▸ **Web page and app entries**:
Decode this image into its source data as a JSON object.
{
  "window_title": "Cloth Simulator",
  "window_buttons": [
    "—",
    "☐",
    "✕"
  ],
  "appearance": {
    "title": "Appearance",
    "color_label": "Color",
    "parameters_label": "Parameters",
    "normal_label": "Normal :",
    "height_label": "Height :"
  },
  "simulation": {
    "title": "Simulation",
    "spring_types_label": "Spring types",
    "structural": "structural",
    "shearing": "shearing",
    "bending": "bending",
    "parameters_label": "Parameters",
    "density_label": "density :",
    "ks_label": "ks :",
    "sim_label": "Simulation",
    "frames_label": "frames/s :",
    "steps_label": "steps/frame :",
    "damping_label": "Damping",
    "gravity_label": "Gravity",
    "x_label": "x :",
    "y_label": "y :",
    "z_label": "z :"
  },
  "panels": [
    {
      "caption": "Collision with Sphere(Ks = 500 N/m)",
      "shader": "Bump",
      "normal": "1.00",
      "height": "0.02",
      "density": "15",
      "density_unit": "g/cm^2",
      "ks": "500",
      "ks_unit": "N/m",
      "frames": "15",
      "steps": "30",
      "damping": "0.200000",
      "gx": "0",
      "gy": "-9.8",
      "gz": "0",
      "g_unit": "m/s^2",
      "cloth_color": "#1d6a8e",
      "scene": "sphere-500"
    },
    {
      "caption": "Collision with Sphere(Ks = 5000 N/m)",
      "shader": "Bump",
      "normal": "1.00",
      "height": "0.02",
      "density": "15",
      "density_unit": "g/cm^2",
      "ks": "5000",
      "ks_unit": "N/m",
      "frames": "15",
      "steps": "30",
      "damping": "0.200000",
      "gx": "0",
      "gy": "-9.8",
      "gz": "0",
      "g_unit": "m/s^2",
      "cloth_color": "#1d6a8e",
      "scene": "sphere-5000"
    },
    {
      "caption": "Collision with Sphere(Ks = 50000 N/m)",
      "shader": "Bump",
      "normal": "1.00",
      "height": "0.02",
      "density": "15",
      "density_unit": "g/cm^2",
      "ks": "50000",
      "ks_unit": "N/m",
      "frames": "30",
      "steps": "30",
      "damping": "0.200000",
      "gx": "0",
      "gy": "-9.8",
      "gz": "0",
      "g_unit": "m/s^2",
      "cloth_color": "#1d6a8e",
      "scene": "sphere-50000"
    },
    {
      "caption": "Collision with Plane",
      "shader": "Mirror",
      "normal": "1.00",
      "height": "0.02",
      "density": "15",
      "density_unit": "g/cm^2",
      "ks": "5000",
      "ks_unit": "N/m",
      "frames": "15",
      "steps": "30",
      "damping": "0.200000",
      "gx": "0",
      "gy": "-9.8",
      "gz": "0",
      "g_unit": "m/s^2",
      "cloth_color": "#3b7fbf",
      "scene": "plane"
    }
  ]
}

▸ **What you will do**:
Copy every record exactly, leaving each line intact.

▸ **Answer section**:
Decode this image into its source data as a JSON object.
{
  "window_title": "Cloth Simulator",
  "window_buttons": [
    "—",
    "☐",
    "✕"
  ],
  "appearance": {
    "title": "Appearance",
    "color_label": "Color",
    "parameters_label": "Parameters",
    "normal_label": "Normal :",
    "height_label": "Height :"
  },
  "simulation": {
    "title": "Simulation",
    "spring_types_label": "Spring types",
    "structural": "structural",
    "shearing": "shearing",
    "bending": "bending",
    "parameters_label": "Parameters",
    "density_label": "density :",
    "ks_label": "ks :",
    "sim_label": "Simulation",
    "frames_label": "frames/s :",
    "steps_label": "steps/frame :",
    "damping_label": "Damping",
    "gravity_label": "Gravity",
    "x_label": "x :",
    "y_label": "y :",
    "z_label": "z :"
  },
  "panels": [
    {
      "caption": "Collision with Sphere(Ks = 500 N/m)",
      "shader": "Bump",
      "normal": "1.00",
      "height": "0.02",
      "density": "15",
      "density_unit": "g/cm^2",
      "ks": "500",
      "ks_unit": "N/m",
      "frames": "15",
      "steps": "30",
      "damping": "0.200000",
      "gx": "0",
      "gy": "-9.8",
      "gz": "0",
      "g_unit": "m/s^2",
      "cloth_color": "#1d6a8e",
      "scene": "sphere-500"
    },
    {
      "caption": "Collision with Sphere(Ks = 5000 N/m)",
      "shader": "Bump",
      "normal": "1.00",
      "height": "0.02",
      "density": "15",
      "density_unit": "g/cm^2",
      "ks": "5000",
      "ks_unit": "N/m",
      "frames": "15",
      "steps": "30",
      "damping": "0.200000",
      "gx": "0",
      "gy": "-9.8",
      "gz": "0",
      "g_unit": "m/s^2",
      "cloth_color": "#1d6a8e",
      "scene": "sphere-5000"
    },
    {
      "caption": "Collision with Sphere(Ks = 50000 N/m)",
      "shader": "Bump",
      "normal": "1.00",
      "height": "0.02",
      "density": "15",
      "density_unit": "g/cm^2",
      "ks": "50000",
      "ks_unit": "N/m",
      "frames": "30",
      "steps": "30",
      "damping": "0.200000",
      "gx": "0",
      "gy": "-9.8",
      "gz": "0",
      "g_unit": "m/s^2",
      "cloth_color": "#1d6a8e",
      "scene": "sphere-50000"
    },
    {
      "caption": "Collision with Plane",
      "shader": "Mirror",
      "normal": "1.00",
      "height": "0.02",
      "density": "15",
      "density_unit": "g/cm^2",
      "ks": "5000",
      "ks_unit": "N/m",
      "frames": "15",
      "steps": "30",
      "damping": "0.200000",
      "gx": "0",
      "gy": "-9.8",
      "gz": "0",
      "g_unit": "m/s^2",
      "cloth_color": "#3b7fbf",
      "scene": "plane"
    }
  ]
}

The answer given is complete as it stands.